Recorded data:
==*==

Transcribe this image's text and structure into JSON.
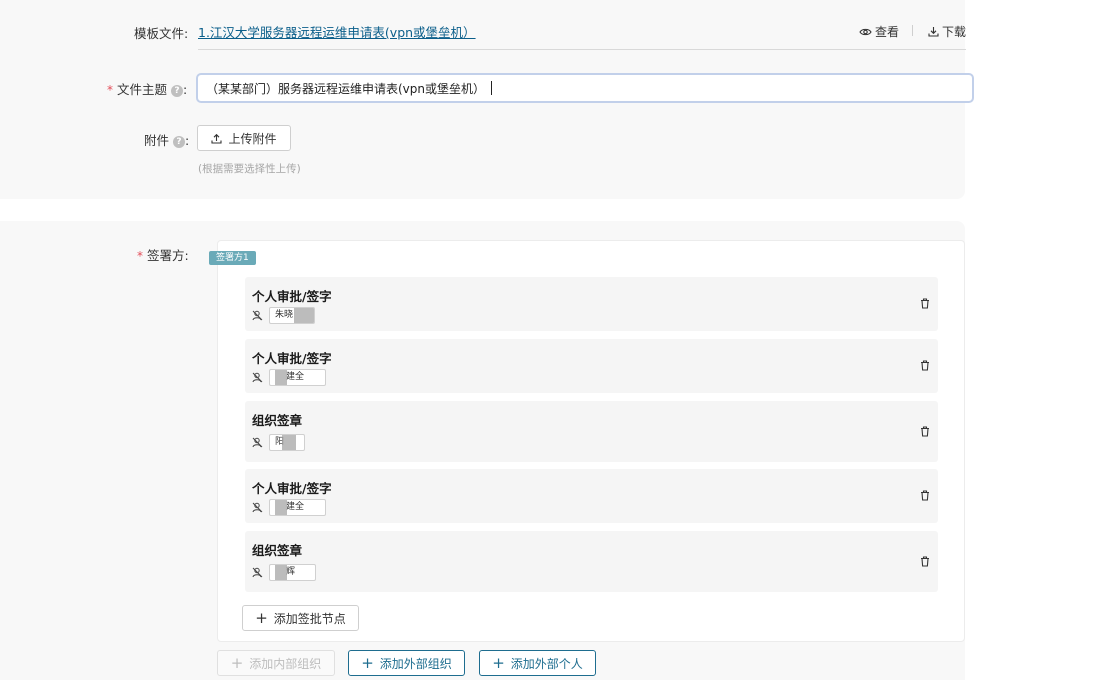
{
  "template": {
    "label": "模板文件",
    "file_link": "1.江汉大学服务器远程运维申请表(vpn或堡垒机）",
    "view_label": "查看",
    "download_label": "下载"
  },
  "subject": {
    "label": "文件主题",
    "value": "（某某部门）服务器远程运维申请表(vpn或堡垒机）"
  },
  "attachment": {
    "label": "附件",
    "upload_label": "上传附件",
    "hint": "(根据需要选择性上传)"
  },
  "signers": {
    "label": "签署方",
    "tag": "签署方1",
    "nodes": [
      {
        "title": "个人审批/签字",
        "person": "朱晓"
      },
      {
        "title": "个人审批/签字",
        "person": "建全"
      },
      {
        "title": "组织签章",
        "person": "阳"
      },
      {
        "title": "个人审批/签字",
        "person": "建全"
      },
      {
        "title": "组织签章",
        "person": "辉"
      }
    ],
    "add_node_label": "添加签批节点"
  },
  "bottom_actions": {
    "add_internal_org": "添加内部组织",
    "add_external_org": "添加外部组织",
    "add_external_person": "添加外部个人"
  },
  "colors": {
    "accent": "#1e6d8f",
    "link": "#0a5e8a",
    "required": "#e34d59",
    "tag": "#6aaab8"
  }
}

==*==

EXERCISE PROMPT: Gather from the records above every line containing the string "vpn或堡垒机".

SOLUTION TO THE EXERCISE:
    "file_link": "1.江汉大学服务器远程运维申请表(vpn或堡垒机）",
    "value": "（某某部门）服务器远程运维申请表(vpn或堡垒机）"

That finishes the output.